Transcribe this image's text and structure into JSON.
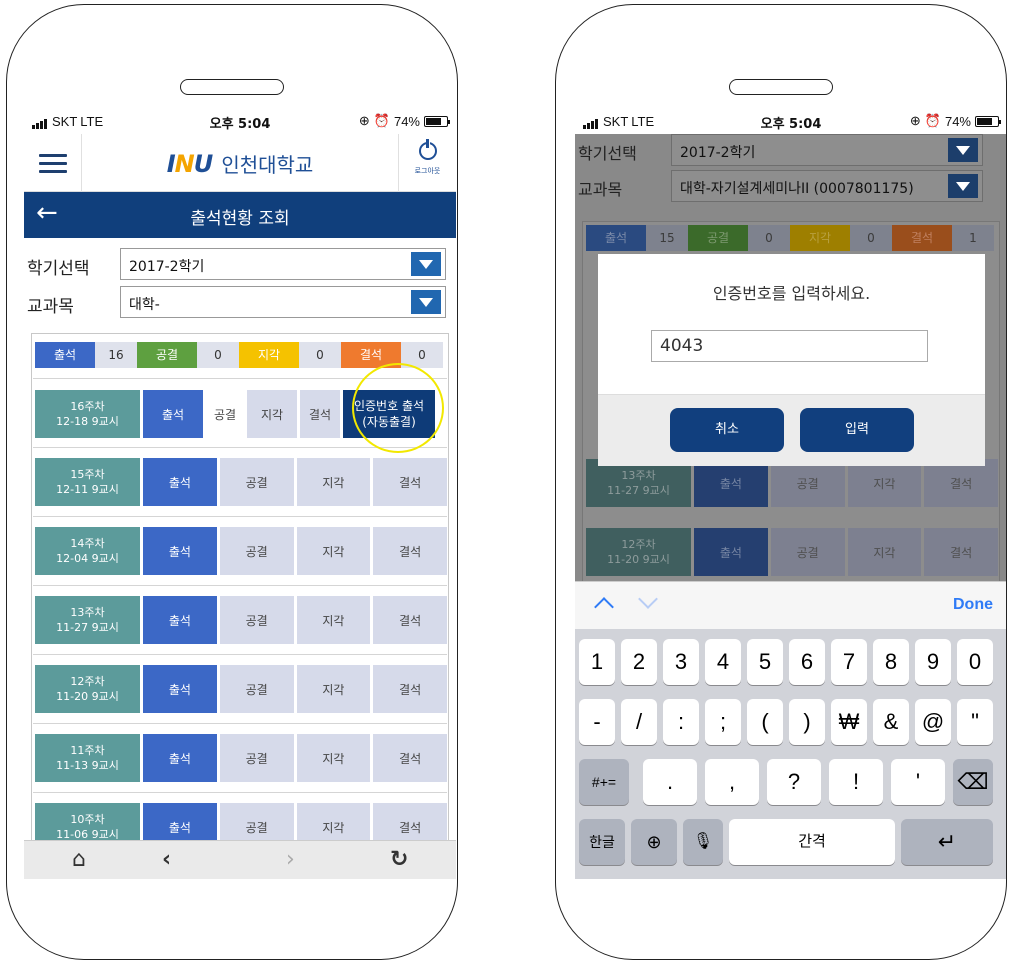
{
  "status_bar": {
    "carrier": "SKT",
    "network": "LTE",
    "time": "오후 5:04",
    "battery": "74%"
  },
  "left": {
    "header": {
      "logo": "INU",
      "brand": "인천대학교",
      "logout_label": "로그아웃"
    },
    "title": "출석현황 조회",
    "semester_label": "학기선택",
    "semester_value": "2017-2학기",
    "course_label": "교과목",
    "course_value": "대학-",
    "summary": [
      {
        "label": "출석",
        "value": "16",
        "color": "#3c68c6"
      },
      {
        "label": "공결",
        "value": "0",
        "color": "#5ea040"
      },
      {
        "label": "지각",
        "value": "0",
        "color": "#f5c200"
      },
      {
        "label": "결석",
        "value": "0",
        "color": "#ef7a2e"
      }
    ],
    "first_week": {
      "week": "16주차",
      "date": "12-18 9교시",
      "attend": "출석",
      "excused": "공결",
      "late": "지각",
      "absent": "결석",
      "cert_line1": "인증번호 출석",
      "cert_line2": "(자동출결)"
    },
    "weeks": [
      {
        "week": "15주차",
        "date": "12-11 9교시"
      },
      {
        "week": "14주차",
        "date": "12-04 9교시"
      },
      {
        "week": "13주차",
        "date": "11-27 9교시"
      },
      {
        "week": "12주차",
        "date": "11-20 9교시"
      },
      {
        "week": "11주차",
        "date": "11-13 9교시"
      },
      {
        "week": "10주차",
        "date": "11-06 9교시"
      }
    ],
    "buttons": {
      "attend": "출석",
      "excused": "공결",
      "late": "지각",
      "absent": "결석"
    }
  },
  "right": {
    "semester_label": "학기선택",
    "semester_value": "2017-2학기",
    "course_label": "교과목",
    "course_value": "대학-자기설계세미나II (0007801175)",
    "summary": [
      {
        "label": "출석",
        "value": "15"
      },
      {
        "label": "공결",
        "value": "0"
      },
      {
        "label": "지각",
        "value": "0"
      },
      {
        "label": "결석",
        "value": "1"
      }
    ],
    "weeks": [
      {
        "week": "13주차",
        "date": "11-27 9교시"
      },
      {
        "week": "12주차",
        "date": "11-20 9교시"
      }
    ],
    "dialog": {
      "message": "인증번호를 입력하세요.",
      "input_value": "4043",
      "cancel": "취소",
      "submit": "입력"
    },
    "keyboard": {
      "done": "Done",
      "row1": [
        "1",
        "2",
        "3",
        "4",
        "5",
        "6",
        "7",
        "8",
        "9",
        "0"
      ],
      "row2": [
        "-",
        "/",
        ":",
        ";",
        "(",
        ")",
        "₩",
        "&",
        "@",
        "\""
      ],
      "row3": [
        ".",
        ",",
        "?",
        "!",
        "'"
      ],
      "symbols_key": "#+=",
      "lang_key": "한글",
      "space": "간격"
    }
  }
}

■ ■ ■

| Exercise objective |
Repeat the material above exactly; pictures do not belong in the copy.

| Task solution |
Transcribe this image's text and structure into JSON.
{
  "status_bar": {
    "carrier": "SKT",
    "network": "LTE",
    "time": "오후 5:04",
    "battery": "74%"
  },
  "left": {
    "header": {
      "logo": "INU",
      "brand": "인천대학교",
      "logout_label": "로그아웃"
    },
    "title": "출석현황 조회",
    "semester_label": "학기선택",
    "semester_value": "2017-2학기",
    "course_label": "교과목",
    "course_value": "대학-",
    "summary": [
      {
        "label": "출석",
        "value": "16",
        "color": "#3c68c6"
      },
      {
        "label": "공결",
        "value": "0",
        "color": "#5ea040"
      },
      {
        "label": "지각",
        "value": "0",
        "color": "#f5c200"
      },
      {
        "label": "결석",
        "value": "0",
        "color": "#ef7a2e"
      }
    ],
    "first_week": {
      "week": "16주차",
      "date": "12-18 9교시",
      "attend": "출석",
      "excused": "공결",
      "late": "지각",
      "absent": "결석",
      "cert_line1": "인증번호 출석",
      "cert_line2": "(자동출결)"
    },
    "weeks": [
      {
        "week": "15주차",
        "date": "12-11 9교시"
      },
      {
        "week": "14주차",
        "date": "12-04 9교시"
      },
      {
        "week": "13주차",
        "date": "11-27 9교시"
      },
      {
        "week": "12주차",
        "date": "11-20 9교시"
      },
      {
        "week": "11주차",
        "date": "11-13 9교시"
      },
      {
        "week": "10주차",
        "date": "11-06 9교시"
      }
    ],
    "buttons": {
      "attend": "출석",
      "excused": "공결",
      "late": "지각",
      "absent": "결석"
    }
  },
  "right": {
    "semester_label": "학기선택",
    "semester_value": "2017-2학기",
    "course_label": "교과목",
    "course_value": "대학-자기설계세미나II (0007801175)",
    "summary": [
      {
        "label": "출석",
        "value": "15"
      },
      {
        "label": "공결",
        "value": "0"
      },
      {
        "label": "지각",
        "value": "0"
      },
      {
        "label": "결석",
        "value": "1"
      }
    ],
    "weeks": [
      {
        "week": "13주차",
        "date": "11-27 9교시"
      },
      {
        "week": "12주차",
        "date": "11-20 9교시"
      }
    ],
    "dialog": {
      "message": "인증번호를 입력하세요.",
      "input_value": "4043",
      "cancel": "취소",
      "submit": "입력"
    },
    "keyboard": {
      "done": "Done",
      "row1": [
        "1",
        "2",
        "3",
        "4",
        "5",
        "6",
        "7",
        "8",
        "9",
        "0"
      ],
      "row2": [
        "-",
        "/",
        ":",
        ";",
        "(",
        ")",
        "₩",
        "&",
        "@",
        "\""
      ],
      "row3": [
        ".",
        ",",
        "?",
        "!",
        "'"
      ],
      "symbols_key": "#+=",
      "lang_key": "한글",
      "space": "간격"
    }
  }
}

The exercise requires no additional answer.